The chapter begins by telling readers that the Western American Explorers' Club in San Francisco is buzzing with excitement because Professor Sherman has chosen to tell them his amazing story first. Readers are given a bit of detail about why the story might be intriguing.
Earlier in the year, Sherman flew off in a balloon and hoped to cross the Pacific. A few months later, he was found in the Atlantic ocean with twenty balloons. He was near dead when a ship rescued him and nursed him back to health. The captain wanted to know the details of Sherman's adventure, but Sherman stated that he would tell his tale first to his club. In a rather humorous piece of the story, the captain and ship's crew try all kinds of ways to get Sherman to tell them first. They even resort to getting Sherman drunk:
They tried all sorts of ways to get him to tell his story. They tried arguing with, persuading, tricking, and agitating him. They tried to entice him with spirits. They gave him medicine which made him dopey.

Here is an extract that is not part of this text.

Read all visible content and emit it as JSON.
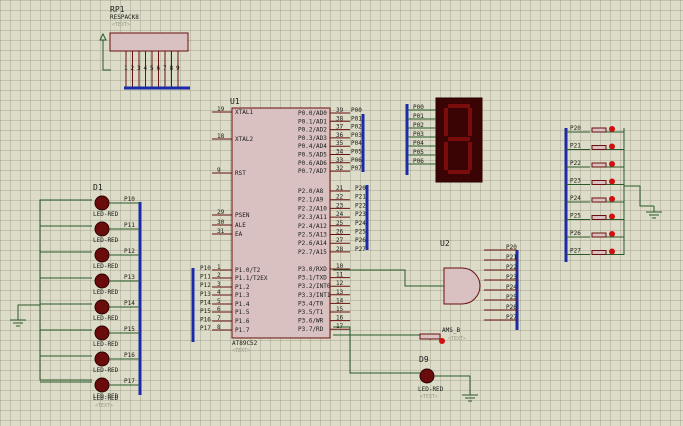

Professor Sherman eventually reaches New York, and he begins making plans to get to San Francisco. During this time, the entire country has been whipped into a news frenzy about Sherman and what could have happened. Sherman is being asked and prodded by just about everybody to tell his story, but Sherman keeps denying their requests. Eventually, the president of the United States requests that Sherman tell him, but Sherman politely declines again. Fortunately, the president is understanding and allows Sherman the use of the presidential train to get Sherman to San Francisco as fast as possible:
". . . the Presidential train at your disposal with instructions to clear the lines between New York and San Francisco so that you may get there with all possible speed."
Chapter one opens with an introduction to the main character of the book, Professor William Waterman Sherman, who has been rescued out of the Atlantic Ocean, where he was found nearly dead in the wreckage of twenty balloons. The captain of the boat which picked him up orders that he be placed on bedrest and nursed back to health. Once Professor Sherman has gained enough strength to talk, the captain wants to know exactly how he came to be stranded in the middle of the Atlantic surrounded by the balloons.
Professor Sherman, despite his weakness, announces that the first telling of his great adventure is reserved for "The Western American Explorer's Club," a fraternity to which he belongs back at home and to which, he is most loyal. Professor Sherman not only refuses to tell his tale to his rescuers on the ship, but when the captain deposits him in a hotel in New York and sells his version of the story to a local newspaper, Professor Sherman further refuses to give any clues to the reporters who show up at his hotel door. The short, one-sided story of the captain makes it all the way to the President of the United States, who's secretary writes a letter to Professor Sherman, personally requesting his presence at the White House to announce his story to the world. Professor Sherman sends a quick and negative reply to the President's secretary. The chapter concludes with a final note from the secretary of understanding, as well as the provision of the Presidential train to transport Sherman back to his home in San Francisco.